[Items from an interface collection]
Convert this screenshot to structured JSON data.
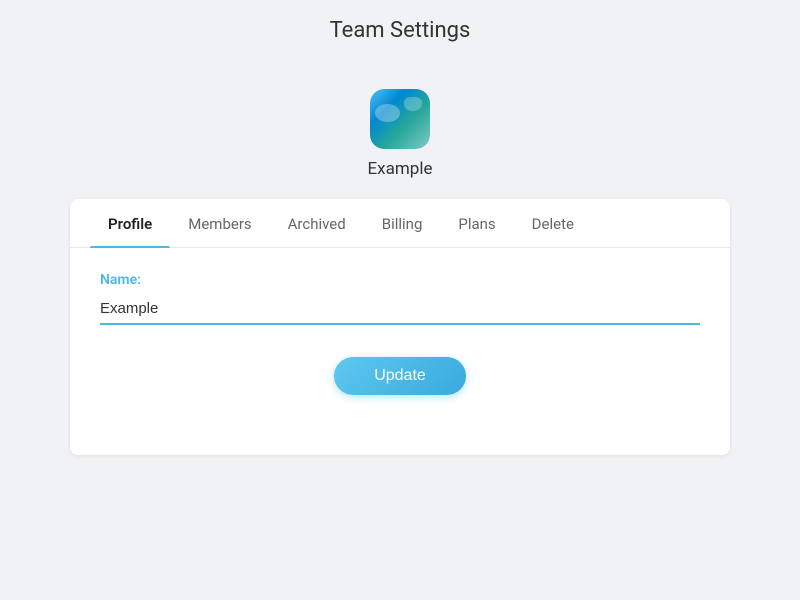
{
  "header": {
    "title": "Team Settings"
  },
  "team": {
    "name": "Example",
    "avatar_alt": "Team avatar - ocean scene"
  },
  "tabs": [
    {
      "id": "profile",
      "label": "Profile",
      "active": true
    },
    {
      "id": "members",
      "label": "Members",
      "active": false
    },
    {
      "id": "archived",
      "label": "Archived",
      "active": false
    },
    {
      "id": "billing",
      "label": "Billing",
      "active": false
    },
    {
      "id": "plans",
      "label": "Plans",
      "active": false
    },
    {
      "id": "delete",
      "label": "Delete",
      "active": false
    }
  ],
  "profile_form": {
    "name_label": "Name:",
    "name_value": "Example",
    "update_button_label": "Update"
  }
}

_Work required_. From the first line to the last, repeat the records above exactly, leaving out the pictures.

_Written answer_.
Convert this screenshot to structured JSON data.
{
  "header": {
    "title": "Team Settings"
  },
  "team": {
    "name": "Example",
    "avatar_alt": "Team avatar - ocean scene"
  },
  "tabs": [
    {
      "id": "profile",
      "label": "Profile",
      "active": true
    },
    {
      "id": "members",
      "label": "Members",
      "active": false
    },
    {
      "id": "archived",
      "label": "Archived",
      "active": false
    },
    {
      "id": "billing",
      "label": "Billing",
      "active": false
    },
    {
      "id": "plans",
      "label": "Plans",
      "active": false
    },
    {
      "id": "delete",
      "label": "Delete",
      "active": false
    }
  ],
  "profile_form": {
    "name_label": "Name:",
    "name_value": "Example",
    "update_button_label": "Update"
  }
}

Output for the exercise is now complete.